───── Data shown ─────
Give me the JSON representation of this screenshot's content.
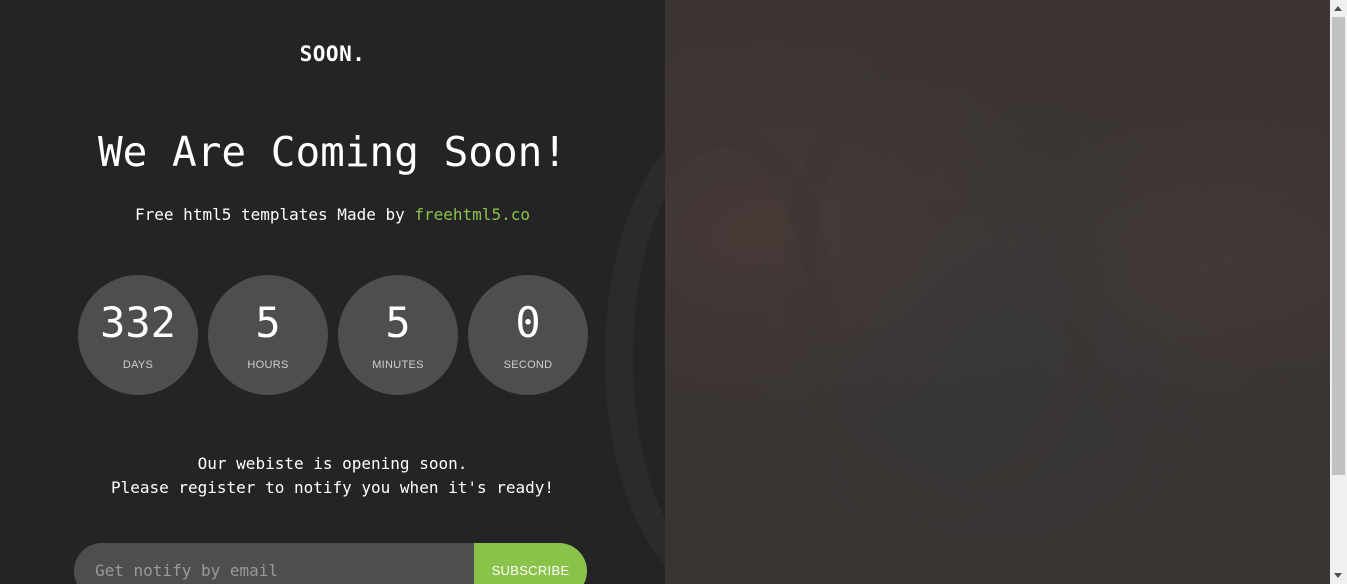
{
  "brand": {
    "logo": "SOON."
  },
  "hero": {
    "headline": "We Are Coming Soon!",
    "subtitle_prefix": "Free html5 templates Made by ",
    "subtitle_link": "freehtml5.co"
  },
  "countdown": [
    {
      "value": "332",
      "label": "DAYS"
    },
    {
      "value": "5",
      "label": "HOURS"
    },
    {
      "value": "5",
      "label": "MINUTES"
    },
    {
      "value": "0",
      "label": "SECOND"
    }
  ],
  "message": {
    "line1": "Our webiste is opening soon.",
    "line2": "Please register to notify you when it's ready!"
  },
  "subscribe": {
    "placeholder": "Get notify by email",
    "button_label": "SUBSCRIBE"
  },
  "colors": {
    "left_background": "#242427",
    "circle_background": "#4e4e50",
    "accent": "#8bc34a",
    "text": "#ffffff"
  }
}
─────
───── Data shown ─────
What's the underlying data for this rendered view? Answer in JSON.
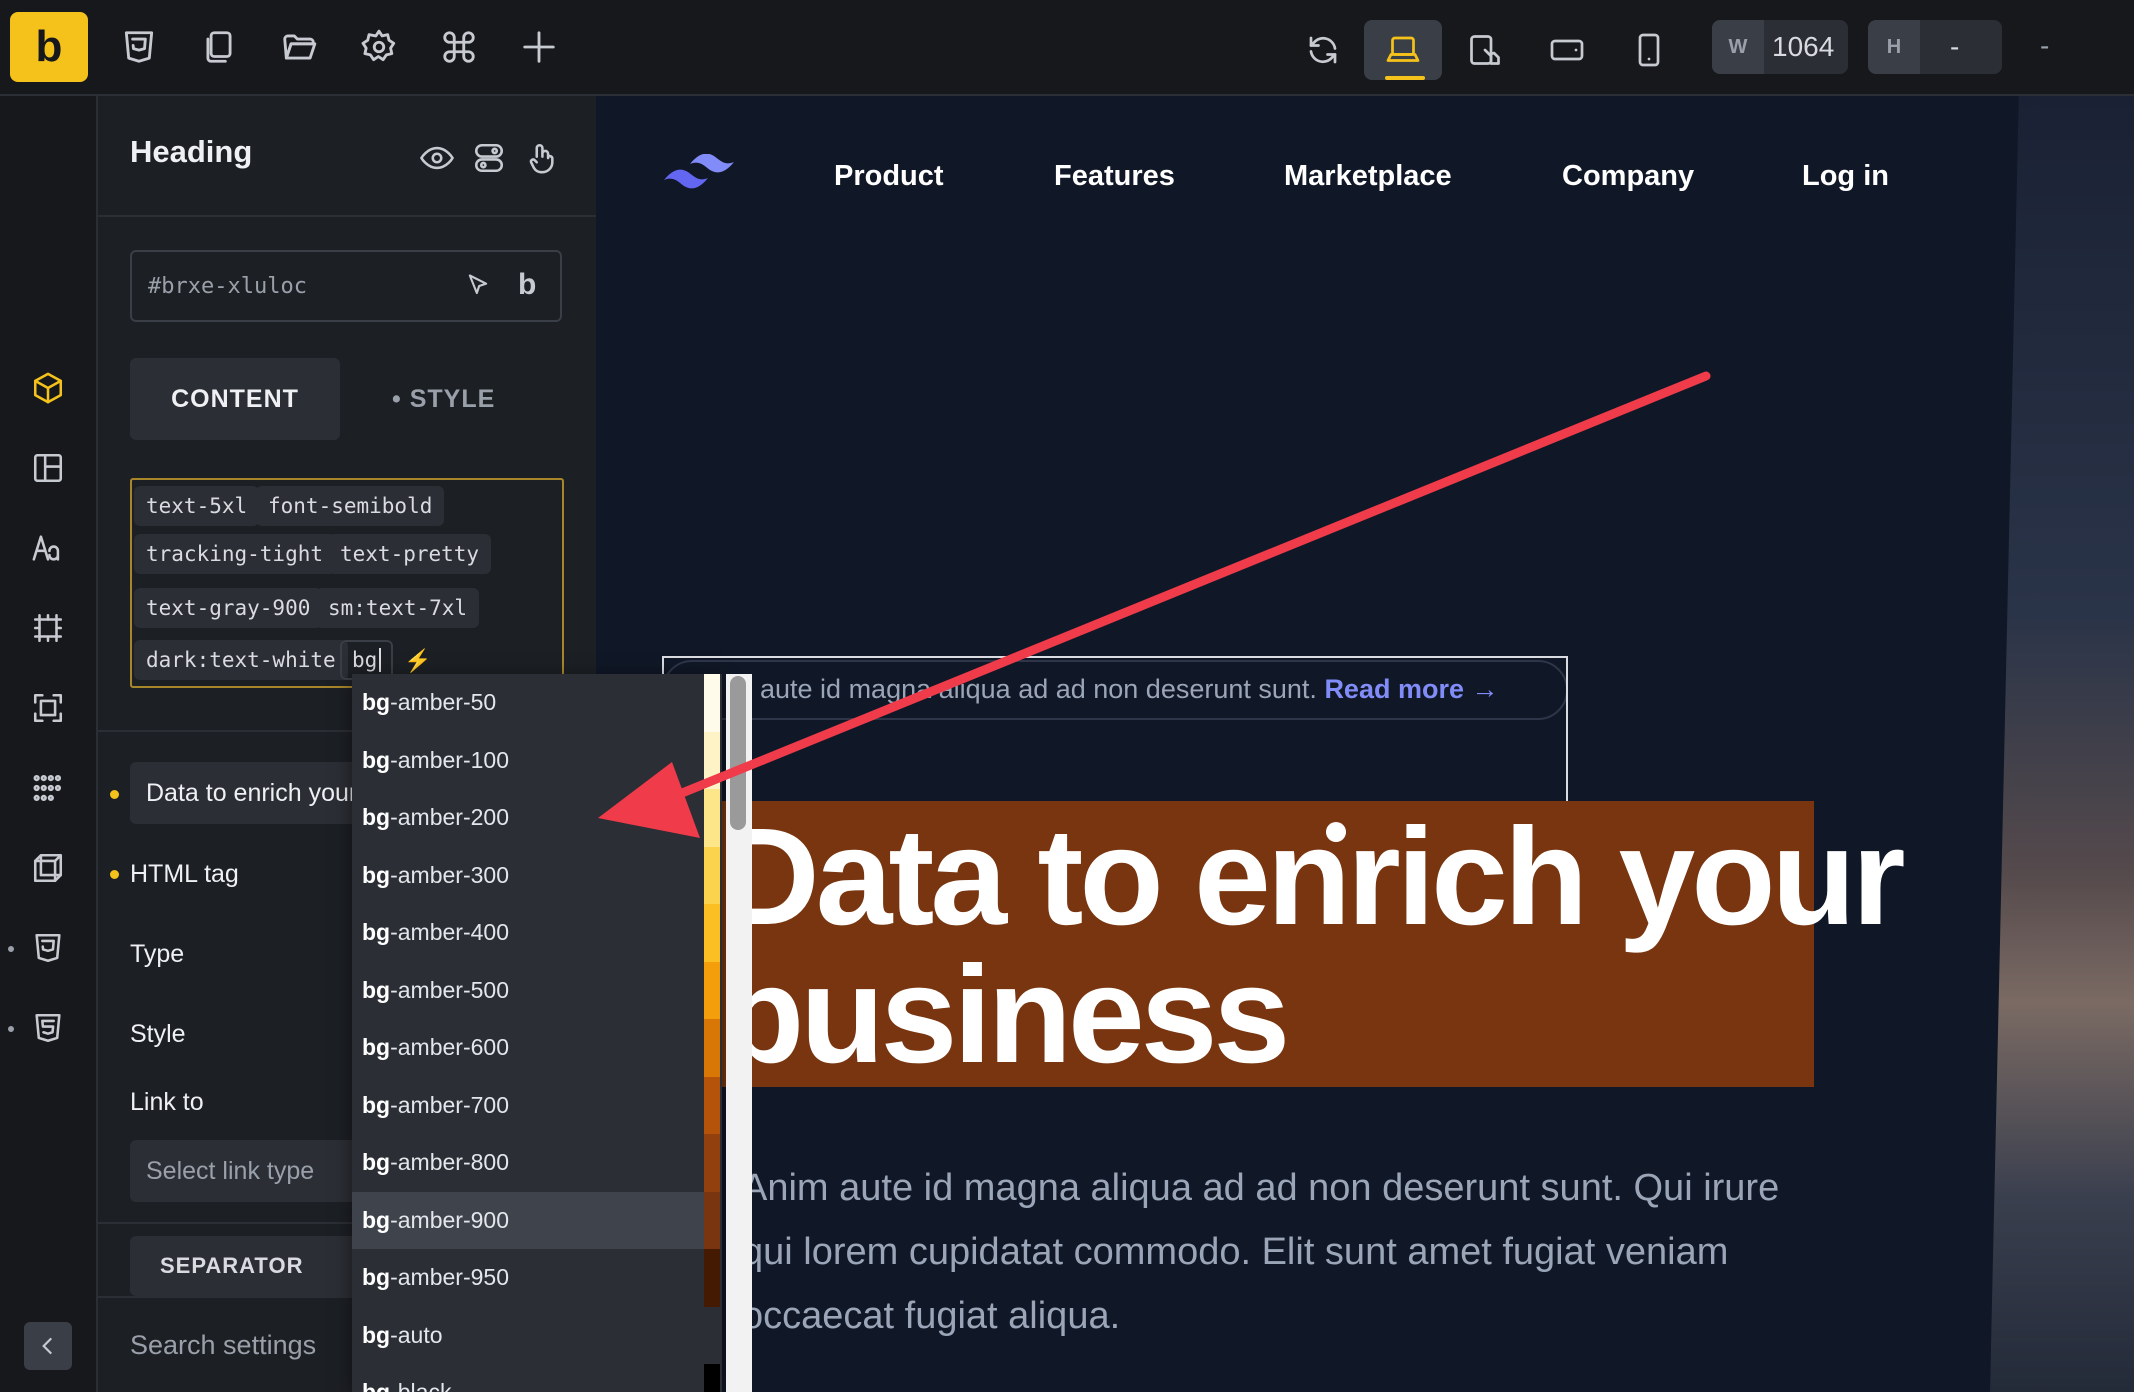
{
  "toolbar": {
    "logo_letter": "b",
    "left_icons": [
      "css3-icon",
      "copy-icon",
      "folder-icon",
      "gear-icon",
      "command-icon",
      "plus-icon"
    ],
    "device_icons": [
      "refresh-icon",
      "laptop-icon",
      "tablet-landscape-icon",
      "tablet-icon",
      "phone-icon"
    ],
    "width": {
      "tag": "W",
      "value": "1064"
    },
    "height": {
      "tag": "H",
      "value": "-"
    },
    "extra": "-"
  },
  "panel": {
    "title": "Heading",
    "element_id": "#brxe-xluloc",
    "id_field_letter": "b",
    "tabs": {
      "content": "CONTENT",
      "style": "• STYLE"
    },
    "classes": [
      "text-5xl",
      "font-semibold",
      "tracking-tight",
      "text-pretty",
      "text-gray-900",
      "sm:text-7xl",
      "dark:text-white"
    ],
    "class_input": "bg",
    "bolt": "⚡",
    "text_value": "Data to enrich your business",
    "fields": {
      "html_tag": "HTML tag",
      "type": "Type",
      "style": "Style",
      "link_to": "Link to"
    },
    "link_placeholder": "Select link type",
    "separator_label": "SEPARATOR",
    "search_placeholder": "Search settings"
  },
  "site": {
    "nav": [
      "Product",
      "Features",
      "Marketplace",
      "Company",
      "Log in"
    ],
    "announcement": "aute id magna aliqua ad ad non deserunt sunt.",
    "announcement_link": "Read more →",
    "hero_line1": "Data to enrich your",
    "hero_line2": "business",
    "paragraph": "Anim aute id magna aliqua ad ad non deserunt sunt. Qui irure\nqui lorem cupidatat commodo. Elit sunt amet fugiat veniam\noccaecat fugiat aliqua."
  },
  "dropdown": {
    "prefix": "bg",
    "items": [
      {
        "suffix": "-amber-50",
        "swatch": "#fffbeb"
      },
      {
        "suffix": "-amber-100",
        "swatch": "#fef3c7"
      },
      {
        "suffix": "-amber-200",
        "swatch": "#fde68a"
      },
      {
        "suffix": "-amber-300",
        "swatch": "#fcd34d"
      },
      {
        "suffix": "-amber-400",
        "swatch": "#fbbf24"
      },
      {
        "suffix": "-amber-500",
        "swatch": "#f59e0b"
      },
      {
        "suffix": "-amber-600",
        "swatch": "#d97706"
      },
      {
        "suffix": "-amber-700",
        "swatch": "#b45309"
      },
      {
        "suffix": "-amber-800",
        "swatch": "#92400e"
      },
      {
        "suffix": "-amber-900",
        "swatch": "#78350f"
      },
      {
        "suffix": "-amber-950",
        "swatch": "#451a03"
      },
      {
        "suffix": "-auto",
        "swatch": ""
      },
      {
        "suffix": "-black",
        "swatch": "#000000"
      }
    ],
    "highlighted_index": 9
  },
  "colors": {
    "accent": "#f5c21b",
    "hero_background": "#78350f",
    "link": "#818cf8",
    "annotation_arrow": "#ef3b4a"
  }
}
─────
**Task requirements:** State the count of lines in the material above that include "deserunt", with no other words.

**Solution to the problem:** 2